On February 1, 1790, Chief Justice John Jay opened the Supreme Court’s inaugural meeting on Broad Street in New York.
According to History.com, “The… Court later grew into arguably the most powerful judicial body in the world in terms of its central place in the U.S. political order. In times of constitutional crises, for better or worse, it always played a definitive role in resolving the great issues of the time.”
The Grateful American Book Prize recommends William H. Rehnquist’s The Supreme Court.
Joe DiMaggio said Leroy “Satchel” Paige was the “best and fastest pitcher I’ve faced.” Even so, it took Paige 50 years to be honored by the Baseball Hall of Fame – on February 8, 1971- as the first Negro League veteran to earn the recognition.
According to History.com, Paige was “a pitching legend known for his fastball, showmanship and the longevity of his playing career. Born in Mobile, Alabama, most likely on July 7, 1906, although the exact date remains a mystery, he earned his nickname, Satchel, as a boy when he earned money carrying passengers’ bags at train stations. Baseball was segregated when Paige started playing baseball professionally in the 1920s, so he spent most of his career pitching for Negro League teams around the United States. During the winter season, he pitched for teams in the Caribbean and Central and South America. As a barnstorming player who traveled thousands of miles each season and played for whichever team met his asking price, he pitched an estimated 2,500 games, had 300 shut outs, and 55 no-hitters. In one month in 1935, he reportedly pitched 29 consecutive games.”
For more information, The Grateful American Book Prize recommends Satchel: The Life and Times of an American Legend by Larry Tye.
When Theodore Roosevelt refused to slay a bear during a hunting trip, the incident prompted a New York City inventor-toy store owner, Morris Michtom, to fashion two stuffed bears that were approved by the president. On February 15, 1903, he placed them in his window.
According to History.com, “Reports differ as to the exact details of the inspiration behind the teddy bear, but it is thought that while hunting in Mississippi in 1902, Roosevelt came upon an old injured black bear that his guides had tied to a tree. While some reports claim Roosevelt shot the bear out of pity for his suffering, others insist he set the bear free. Political cartoonists later portrayed the bear as a cub, implying that under the tough, outdoorsy and macho image of Roosevelt lay a much softer, more sensitive interior.”

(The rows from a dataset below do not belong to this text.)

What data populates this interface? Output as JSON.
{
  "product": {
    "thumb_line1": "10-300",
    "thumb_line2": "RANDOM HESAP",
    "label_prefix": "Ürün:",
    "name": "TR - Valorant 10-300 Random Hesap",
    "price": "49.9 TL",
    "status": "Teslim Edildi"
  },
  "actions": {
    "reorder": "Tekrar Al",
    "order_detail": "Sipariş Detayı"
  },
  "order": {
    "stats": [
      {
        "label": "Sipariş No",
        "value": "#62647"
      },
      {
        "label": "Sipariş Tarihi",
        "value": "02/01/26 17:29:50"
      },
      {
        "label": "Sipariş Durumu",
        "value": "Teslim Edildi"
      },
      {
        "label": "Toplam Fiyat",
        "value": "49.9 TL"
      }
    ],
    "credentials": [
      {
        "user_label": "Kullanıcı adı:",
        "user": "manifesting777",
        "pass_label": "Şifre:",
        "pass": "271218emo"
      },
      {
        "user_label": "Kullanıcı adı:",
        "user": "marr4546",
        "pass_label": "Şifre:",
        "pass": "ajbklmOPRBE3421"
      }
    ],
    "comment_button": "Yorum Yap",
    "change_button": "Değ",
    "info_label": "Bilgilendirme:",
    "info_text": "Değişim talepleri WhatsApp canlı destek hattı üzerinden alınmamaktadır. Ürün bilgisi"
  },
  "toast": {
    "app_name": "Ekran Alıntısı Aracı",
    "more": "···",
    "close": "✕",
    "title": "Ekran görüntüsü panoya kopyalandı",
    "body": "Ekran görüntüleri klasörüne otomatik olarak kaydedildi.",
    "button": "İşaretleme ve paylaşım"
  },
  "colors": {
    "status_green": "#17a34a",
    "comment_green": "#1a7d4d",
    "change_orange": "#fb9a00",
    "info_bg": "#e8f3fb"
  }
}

For more information, the Grateful American Book Prize recommends A Collector’s History of the Teddy Bear by Patricia Schoonmaker.
History Matters is a biweekly feature courtesy of The Grateful American Book Prize.